That’s why we all need to work together. You may feel like you don’t know everything you need to know to make a big difference for kids with the disorder. And maybe you don’t. Yet. But if you have the heart and the will to learn more and keep going, our attachment community need you.
Maybe you are an adoptive parent who walked into this journey with no idea about attachment. Like many other adoptive parents, the adoption agency told you that your adopted child would be just fine after he “settled in”. But that hasn’t happened. You fight desperately everyday to keep your family together. You’re determined to find real help.
Perhaps you are a foster parent who wants to help kids battling trauma. However, you do not have sufficient resources to do so. You’re just now learning about reactive attachment disorder but don’t know what to do with the information. You’re ready to act.
Or you are a professional working with kids, whether in social services, education, or in therapy. You got your education to make a difference. Although you’re familiar with the disorder, however, you recognize that there’s still more to learn.
You may know first-hand about the disorder as a seasoned professional, parent with grown children with the disorder, or a friend of family member who truly understands. You want to help in any way you can.
Wherever you fall in this attachment community, you’re here for one reason—because you want to make a positive difference for kids. And that’s why we’re carrying you along with us in our hearts and minds today and always. Because we need you.
We need you to educate yourself even further about the disorder so you can educate others.
Once you’re fully aware of what you need to parent, do your job most effectively, or advocate for the cause, we need you to demand collaboration and support from those around you.
We need you to be the squeaky wheel with your colleagues, friends, family, insurance companies, congressmen, and anyone else you need to get the necessary resources to do what you need to do.
You may feel isolated. You may feel small. But we know you’re mighty, even though you don’t always feel it. You wouldn’t be here if you weren’t. You’re doing what you do because you are a person who cares. And who acts upon it.

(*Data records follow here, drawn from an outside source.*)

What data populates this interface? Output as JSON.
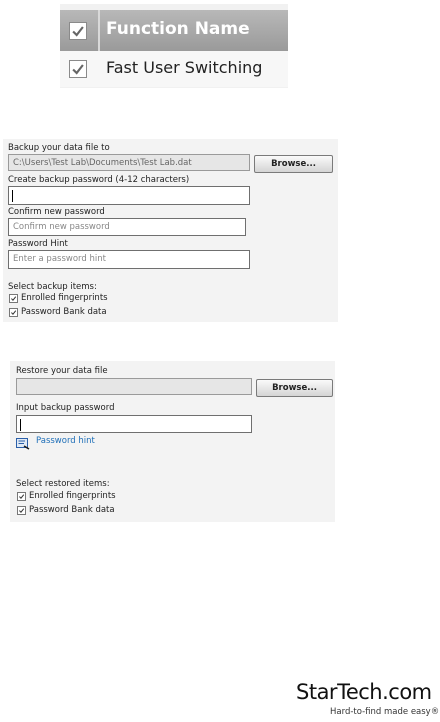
{
  "function_table": {
    "header": "Function Name",
    "row_label": "Fast User Switching"
  },
  "backup": {
    "file_label": "Backup your data file to",
    "file_path": "C:\\Users\\Test Lab\\Documents\\Test Lab.dat",
    "browse_label": "Browse...",
    "password_label": "Create backup password (4-12 characters)",
    "password_value": "",
    "confirm_label": "Confirm new password",
    "confirm_placeholder": "Confirm new password",
    "hint_label": "Password Hint",
    "hint_placeholder": "Enter a password hint",
    "items_label": "Select backup items:",
    "items": [
      "Enrolled fingerprints",
      "Password Bank data"
    ]
  },
  "restore": {
    "file_label": "Restore your data file",
    "file_path": "",
    "browse_label": "Browse...",
    "password_label": "Input backup password",
    "password_value": "",
    "hint_link": "Password hint",
    "items_label": "Select restored items:",
    "items": [
      "Enrolled fingerprints",
      "Password Bank data"
    ]
  },
  "logo": {
    "wordmark": "StarTech.com",
    "tagline": "Hard-to-find made easy®"
  },
  "colors": {
    "header_bg": "#a8a8a8",
    "panel_bg": "#f3f3f3",
    "link": "#1f6fb8",
    "button_border": "#7a7a7a"
  }
}
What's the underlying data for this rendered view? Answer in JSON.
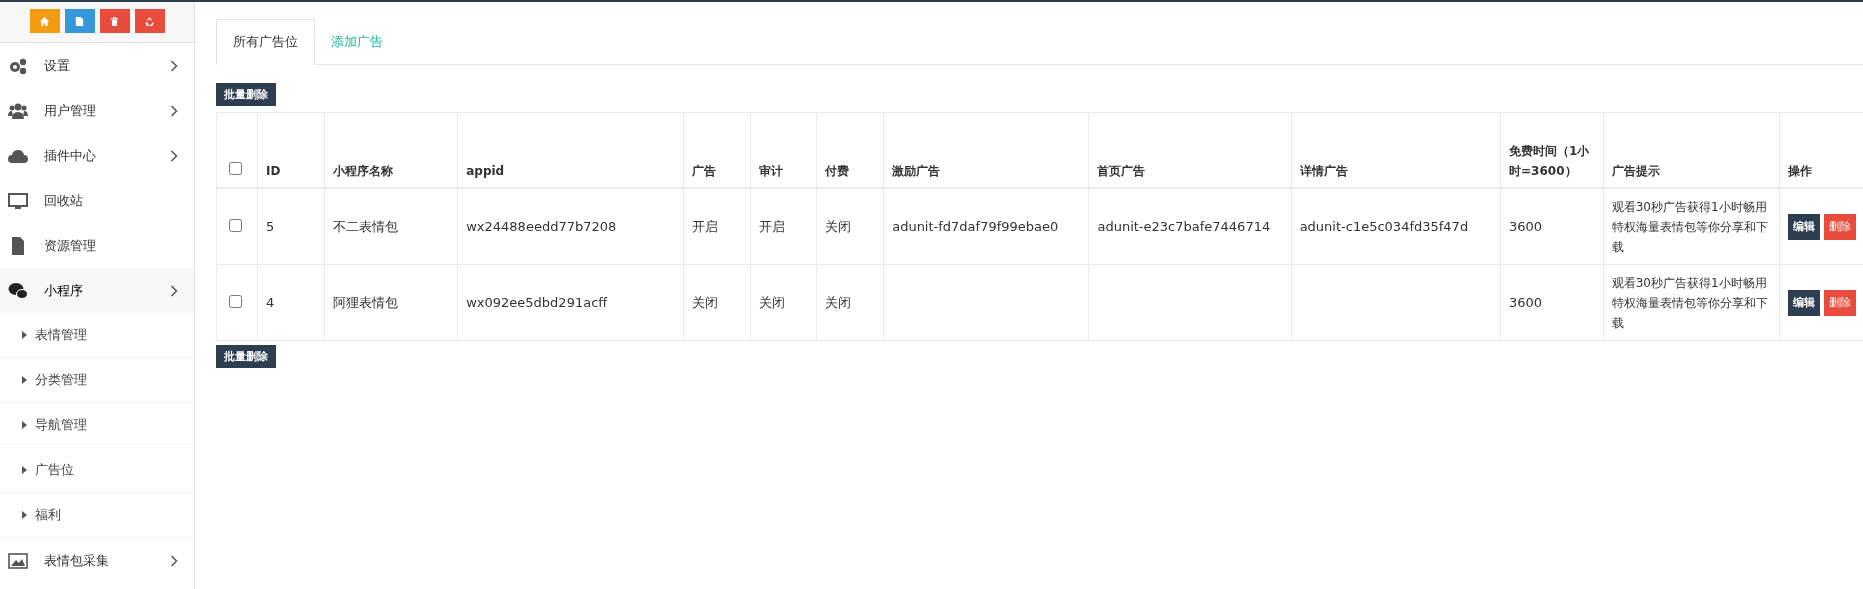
{
  "sidebar": {
    "quick_buttons": [
      {
        "kind": "home",
        "color": "#f39c12"
      },
      {
        "kind": "file",
        "color": "#3498db"
      },
      {
        "kind": "trash",
        "color": "#e74c3c"
      },
      {
        "kind": "recycle",
        "color": "#e74c3c"
      }
    ],
    "items": [
      {
        "label": "设置",
        "kind": "gears",
        "expandable": true,
        "selected": false
      },
      {
        "label": "用户管理",
        "kind": "users",
        "expandable": true,
        "selected": false
      },
      {
        "label": "插件中心",
        "kind": "cloud",
        "expandable": true,
        "selected": false
      },
      {
        "label": "回收站",
        "kind": "monitor",
        "expandable": false,
        "selected": false
      },
      {
        "label": "资源管理",
        "kind": "file",
        "expandable": false,
        "selected": false
      },
      {
        "label": "小程序",
        "kind": "chat",
        "expandable": true,
        "selected": true,
        "children": [
          {
            "label": "表情管理"
          },
          {
            "label": "分类管理"
          },
          {
            "label": "导航管理"
          },
          {
            "label": "广告位"
          },
          {
            "label": "福利"
          }
        ]
      },
      {
        "label": "表情包采集",
        "kind": "image",
        "expandable": true,
        "selected": false
      }
    ]
  },
  "tabs": [
    {
      "label": "所有广告位",
      "selected": true
    },
    {
      "label": "添加广告",
      "selected": false
    }
  ],
  "bulk_delete_top": "批量删除",
  "table": {
    "select_all_checked": false,
    "columns": [
      "ID",
      "小程序名称",
      "appid",
      "广告",
      "审计",
      "付费",
      "激励广告",
      "首页广告",
      "详情广告",
      "免费时间（1小时=3600）",
      "广告提示",
      "操作"
    ],
    "rows": [
      {
        "checked": false,
        "cells": [
          "5",
          "不二表情包",
          "wx24488eedd77b7208",
          "开启",
          "开启",
          "关闭",
          "adunit-fd7daf79f99ebae0",
          "adunit-e23c7bafe7446714",
          "adunit-c1e5c034fd35f47d",
          "3600",
          "观看30秒广告获得1小时畅用特权海量表情包等你分享和下载"
        ],
        "edit": "编辑",
        "delete": "删除"
      },
      {
        "checked": false,
        "cells": [
          "4",
          "阿狸表情包",
          "wx092ee5dbd291acff",
          "关闭",
          "关闭",
          "关闭",
          "",
          "",
          "",
          "3600",
          "观看30秒广告获得1小时畅用特权海量表情包等你分享和下载"
        ],
        "edit": "编辑",
        "delete": "删除"
      }
    ]
  },
  "bulk_delete_bottom": "批量删除"
}
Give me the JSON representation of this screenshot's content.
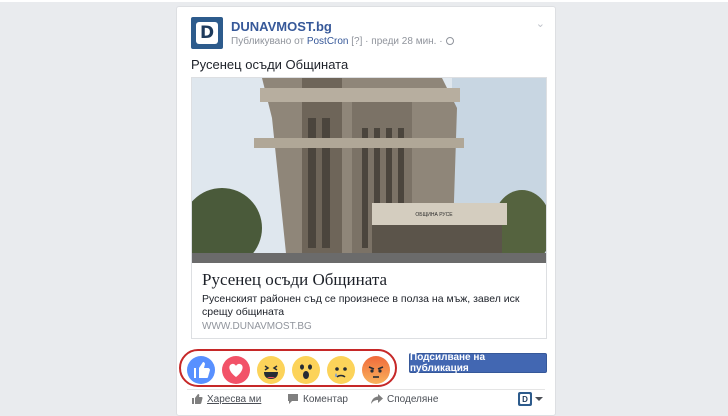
{
  "post": {
    "page_name": "DUNAVMOST.bg",
    "page_logo_letter": "D",
    "meta_prefix": "Публикувано от ",
    "meta_app": "PostCron",
    "meta_suffix": " [?] · преди 28 мин. ·",
    "text": "Русенец осъди Общината"
  },
  "link_preview": {
    "title": "Русенец осъди Общината",
    "description": "Русенският районен съд се произнесе в полза на мъж, завел иск срещу общината",
    "domain": "WWW.DUNAVMOST.BG",
    "building_sign": "ОБЩИНА РУСЕ"
  },
  "reactions": [
    "like-icon",
    "love-icon",
    "haha-icon",
    "wow-icon",
    "sad-icon",
    "angry-icon"
  ],
  "subscribe_button": "Подсилване на публикация",
  "actions": {
    "like": "Харесва ми",
    "comment": "Коментар",
    "share": "Споделяне"
  },
  "colors": {
    "brand": "#4267b2",
    "highlight_ring": "#c62828",
    "link": "#365899"
  }
}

So you’re here with us in Denver, today and every day. Because together, we’re stronger. It’s not just about this day or this conference. It’s about all of us coming together, speaking up, and getting stronger through education, advocacy, and perhaps some tears. But no matter what, we must forge ahead together despite the obstacles. Because our kids need us, we need each other, and our communities rely upon it (even if they don’t know it yet). These kids are our future. What will you do about it?